--- MATERIAL SUPPLIED ---

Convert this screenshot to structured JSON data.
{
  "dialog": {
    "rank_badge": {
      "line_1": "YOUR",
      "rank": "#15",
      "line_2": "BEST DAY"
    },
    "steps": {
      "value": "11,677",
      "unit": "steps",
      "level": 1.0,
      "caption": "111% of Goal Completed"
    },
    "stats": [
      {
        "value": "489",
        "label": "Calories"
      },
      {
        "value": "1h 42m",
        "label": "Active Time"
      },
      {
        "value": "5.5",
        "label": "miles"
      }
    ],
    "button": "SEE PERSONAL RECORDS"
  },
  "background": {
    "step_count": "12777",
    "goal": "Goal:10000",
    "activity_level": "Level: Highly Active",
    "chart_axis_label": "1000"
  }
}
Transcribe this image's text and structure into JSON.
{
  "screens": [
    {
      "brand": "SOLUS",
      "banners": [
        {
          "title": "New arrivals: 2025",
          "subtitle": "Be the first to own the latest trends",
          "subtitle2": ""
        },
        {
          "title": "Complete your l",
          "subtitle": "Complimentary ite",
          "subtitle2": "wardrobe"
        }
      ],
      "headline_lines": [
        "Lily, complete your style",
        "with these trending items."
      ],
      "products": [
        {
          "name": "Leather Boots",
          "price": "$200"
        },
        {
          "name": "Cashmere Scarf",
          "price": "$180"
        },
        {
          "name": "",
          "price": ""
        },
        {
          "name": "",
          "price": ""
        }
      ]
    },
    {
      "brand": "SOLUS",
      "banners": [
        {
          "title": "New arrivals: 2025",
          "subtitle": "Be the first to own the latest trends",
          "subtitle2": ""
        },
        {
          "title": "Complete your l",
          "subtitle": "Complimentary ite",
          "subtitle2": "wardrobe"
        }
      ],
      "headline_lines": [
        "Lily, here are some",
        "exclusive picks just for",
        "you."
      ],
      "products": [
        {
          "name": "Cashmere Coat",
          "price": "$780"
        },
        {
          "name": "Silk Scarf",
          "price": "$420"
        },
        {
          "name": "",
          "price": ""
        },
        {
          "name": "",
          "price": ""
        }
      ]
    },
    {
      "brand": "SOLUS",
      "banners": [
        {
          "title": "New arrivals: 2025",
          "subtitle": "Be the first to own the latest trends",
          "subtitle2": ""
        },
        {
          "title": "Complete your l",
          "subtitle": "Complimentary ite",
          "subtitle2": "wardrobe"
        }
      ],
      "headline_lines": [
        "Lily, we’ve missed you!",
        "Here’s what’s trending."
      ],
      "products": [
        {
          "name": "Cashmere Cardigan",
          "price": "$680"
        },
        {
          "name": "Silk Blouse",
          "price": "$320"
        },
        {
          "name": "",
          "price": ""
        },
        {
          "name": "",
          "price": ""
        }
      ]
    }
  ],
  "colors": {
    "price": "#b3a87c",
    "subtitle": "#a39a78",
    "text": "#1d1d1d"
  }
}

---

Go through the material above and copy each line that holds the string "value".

      "value": "11,677",
        "value": "489",
        "value": "1h 42m",
        "value": "5.5",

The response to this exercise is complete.